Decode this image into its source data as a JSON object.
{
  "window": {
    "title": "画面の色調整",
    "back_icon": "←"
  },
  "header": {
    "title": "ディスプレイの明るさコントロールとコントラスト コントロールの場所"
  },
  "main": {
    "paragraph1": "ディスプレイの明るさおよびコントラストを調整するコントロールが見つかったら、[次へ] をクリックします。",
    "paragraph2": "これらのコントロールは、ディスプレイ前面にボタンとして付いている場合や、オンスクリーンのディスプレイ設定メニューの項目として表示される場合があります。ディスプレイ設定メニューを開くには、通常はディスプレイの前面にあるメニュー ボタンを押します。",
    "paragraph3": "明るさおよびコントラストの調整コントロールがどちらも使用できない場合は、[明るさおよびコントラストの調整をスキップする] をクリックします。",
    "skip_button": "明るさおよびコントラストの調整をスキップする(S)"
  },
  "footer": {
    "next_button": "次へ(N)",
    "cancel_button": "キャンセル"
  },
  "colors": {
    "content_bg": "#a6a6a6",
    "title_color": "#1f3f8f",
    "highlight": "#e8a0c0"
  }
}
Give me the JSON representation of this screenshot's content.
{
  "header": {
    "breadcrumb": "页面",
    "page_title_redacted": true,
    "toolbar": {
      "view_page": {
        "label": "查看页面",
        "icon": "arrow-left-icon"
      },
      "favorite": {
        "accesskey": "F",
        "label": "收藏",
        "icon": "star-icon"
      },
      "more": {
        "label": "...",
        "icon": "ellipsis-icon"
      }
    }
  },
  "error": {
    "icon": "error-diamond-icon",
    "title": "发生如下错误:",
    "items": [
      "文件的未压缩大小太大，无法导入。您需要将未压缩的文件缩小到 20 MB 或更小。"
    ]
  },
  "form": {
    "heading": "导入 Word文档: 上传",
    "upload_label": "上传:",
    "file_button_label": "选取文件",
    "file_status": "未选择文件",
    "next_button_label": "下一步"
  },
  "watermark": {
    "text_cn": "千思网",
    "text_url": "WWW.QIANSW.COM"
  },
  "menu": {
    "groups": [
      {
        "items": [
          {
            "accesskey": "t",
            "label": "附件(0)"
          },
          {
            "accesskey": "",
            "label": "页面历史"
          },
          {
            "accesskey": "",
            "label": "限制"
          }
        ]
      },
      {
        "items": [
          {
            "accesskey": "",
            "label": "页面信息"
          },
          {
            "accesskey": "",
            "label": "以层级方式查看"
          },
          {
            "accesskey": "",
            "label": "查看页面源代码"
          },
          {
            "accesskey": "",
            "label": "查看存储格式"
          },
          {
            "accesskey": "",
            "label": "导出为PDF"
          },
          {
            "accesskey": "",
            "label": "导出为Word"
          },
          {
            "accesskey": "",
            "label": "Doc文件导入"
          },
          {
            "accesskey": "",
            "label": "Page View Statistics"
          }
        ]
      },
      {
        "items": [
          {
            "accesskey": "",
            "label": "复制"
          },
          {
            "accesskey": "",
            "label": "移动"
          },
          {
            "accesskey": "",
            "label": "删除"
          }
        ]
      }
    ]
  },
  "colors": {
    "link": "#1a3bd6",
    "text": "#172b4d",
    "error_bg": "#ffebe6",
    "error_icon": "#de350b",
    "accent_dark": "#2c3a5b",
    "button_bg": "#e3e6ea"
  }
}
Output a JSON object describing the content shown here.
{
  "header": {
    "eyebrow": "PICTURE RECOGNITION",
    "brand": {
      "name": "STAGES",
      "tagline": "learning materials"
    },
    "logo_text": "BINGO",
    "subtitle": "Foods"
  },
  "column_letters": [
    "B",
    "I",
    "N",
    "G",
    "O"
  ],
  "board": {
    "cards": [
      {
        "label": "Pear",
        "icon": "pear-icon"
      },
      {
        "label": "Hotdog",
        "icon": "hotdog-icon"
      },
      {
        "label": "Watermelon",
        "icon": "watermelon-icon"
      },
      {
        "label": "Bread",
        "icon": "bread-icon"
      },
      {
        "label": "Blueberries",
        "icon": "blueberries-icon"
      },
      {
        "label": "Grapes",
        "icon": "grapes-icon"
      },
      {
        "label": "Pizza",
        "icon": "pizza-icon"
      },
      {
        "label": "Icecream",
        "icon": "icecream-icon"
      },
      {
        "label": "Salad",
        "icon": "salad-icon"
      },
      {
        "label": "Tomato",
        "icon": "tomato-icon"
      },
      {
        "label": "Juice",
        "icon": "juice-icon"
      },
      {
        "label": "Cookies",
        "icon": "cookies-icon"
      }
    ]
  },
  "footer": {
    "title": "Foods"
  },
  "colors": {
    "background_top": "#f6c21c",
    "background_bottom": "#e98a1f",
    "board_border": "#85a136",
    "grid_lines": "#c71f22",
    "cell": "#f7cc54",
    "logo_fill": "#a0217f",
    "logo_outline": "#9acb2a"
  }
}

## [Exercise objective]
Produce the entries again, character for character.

## [Solution to this exercise]
Decode this image into its source data as a JSON object.
{
  "window": {
    "title": "画面の色調整",
    "back_icon": "←"
  },
  "header": {
    "title": "ディスプレイの明るさコントロールとコントラスト コントロールの場所"
  },
  "main": {
    "paragraph1": "ディスプレイの明るさおよびコントラストを調整するコントロールが見つかったら、[次へ] をクリックします。",
    "paragraph2": "これらのコントロールは、ディスプレイ前面にボタンとして付いている場合や、オンスクリーンのディスプレイ設定メニューの項目として表示される場合があります。ディスプレイ設定メニューを開くには、通常はディスプレイの前面にあるメニュー ボタンを押します。",
    "paragraph3": "明るさおよびコントラストの調整コントロールがどちらも使用できない場合は、[明るさおよびコントラストの調整をスキップする] をクリックします。",
    "skip_button": "明るさおよびコントラストの調整をスキップする(S)"
  },
  "footer": {
    "next_button": "次へ(N)",
    "cancel_button": "キャンセル"
  },
  "colors": {
    "content_bg": "#a6a6a6",
    "title_color": "#1f3f8f",
    "highlight": "#e8a0c0"
  }
}
Give me the JSON representation of this screenshot's content.
{
  "header": {
    "breadcrumb": "页面",
    "page_title_redacted": true,
    "toolbar": {
      "view_page": {
        "label": "查看页面",
        "icon": "arrow-left-icon"
      },
      "favorite": {
        "accesskey": "F",
        "label": "收藏",
        "icon": "star-icon"
      },
      "more": {
        "label": "...",
        "icon": "ellipsis-icon"
      }
    }
  },
  "error": {
    "icon": "error-diamond-icon",
    "title": "发生如下错误:",
    "items": [
      "文件的未压缩大小太大，无法导入。您需要将未压缩的文件缩小到 20 MB 或更小。"
    ]
  },
  "form": {
    "heading": "导入 Word文档: 上传",
    "upload_label": "上传:",
    "file_button_label": "选取文件",
    "file_status": "未选择文件",
    "next_button_label": "下一步"
  },
  "watermark": {
    "text_cn": "千思网",
    "text_url": "WWW.QIANSW.COM"
  },
  "menu": {
    "groups": [
      {
        "items": [
          {
            "accesskey": "t",
            "label": "附件(0)"
          },
          {
            "accesskey": "",
            "label": "页面历史"
          },
          {
            "accesskey": "",
            "label": "限制"
          }
        ]
      },
      {
        "items": [
          {
            "accesskey": "",
            "label": "页面信息"
          },
          {
            "accesskey": "",
            "label": "以层级方式查看"
          },
          {
            "accesskey": "",
            "label": "查看页面源代码"
          },
          {
            "accesskey": "",
            "label": "查看存储格式"
          },
          {
            "accesskey": "",
            "label": "导出为PDF"
          },
          {
            "accesskey": "",
            "label": "导出为Word"
          },
          {
            "accesskey": "",
            "label": "Doc文件导入"
          },
          {
            "accesskey": "",
            "label": "Page View Statistics"
          }
        ]
      },
      {
        "items": [
          {
            "accesskey": "",
            "label": "复制"
          },
          {
            "accesskey": "",
            "label": "移动"
          },
          {
            "accesskey": "",
            "label": "删除"
          }
        ]
      }
    ]
  },
  "colors": {
    "link": "#1a3bd6",
    "text": "#172b4d",
    "error_bg": "#ffebe6",
    "error_icon": "#de350b",
    "accent_dark": "#2c3a5b",
    "button_bg": "#e3e6ea"
  }
}
Output a JSON object describing the content shown here.
{
  "header": {
    "eyebrow": "PICTURE RECOGNITION",
    "brand": {
      "name": "STAGES",
      "tagline": "learning materials"
    },
    "logo_text": "BINGO",
    "subtitle": "Foods"
  },
  "column_letters": [
    "B",
    "I",
    "N",
    "G",
    "O"
  ],
  "board": {
    "cards": [
      {
        "label": "Pear",
        "icon": "pear-icon"
      },
      {
        "label": "Hotdog",
        "icon": "hotdog-icon"
      },
      {
        "label": "Watermelon",
        "icon": "watermelon-icon"
      },
      {
        "label": "Bread",
        "icon": "bread-icon"
      },
      {
        "label": "Blueberries",
        "icon": "blueberries-icon"
      },
      {
        "label": "Grapes",
        "icon": "grapes-icon"
      },
      {
        "label": "Pizza",
        "icon": "pizza-icon"
      },
      {
        "label": "Icecream",
        "icon": "icecream-icon"
      },
      {
        "label": "Salad",
        "icon": "salad-icon"
      },
      {
        "label": "Tomato",
        "icon": "tomato-icon"
      },
      {
        "label": "Juice",
        "icon": "juice-icon"
      },
      {
        "label": "Cookies",
        "icon": "cookies-icon"
      }
    ]
  },
  "footer": {
    "title": "Foods"
  },
  "colors": {
    "background_top": "#f6c21c",
    "background_bottom": "#e98a1f",
    "board_border": "#85a136",
    "grid_lines": "#c71f22",
    "cell": "#f7cc54",
    "logo_fill": "#a0217f",
    "logo_outline": "#9acb2a"
  }
}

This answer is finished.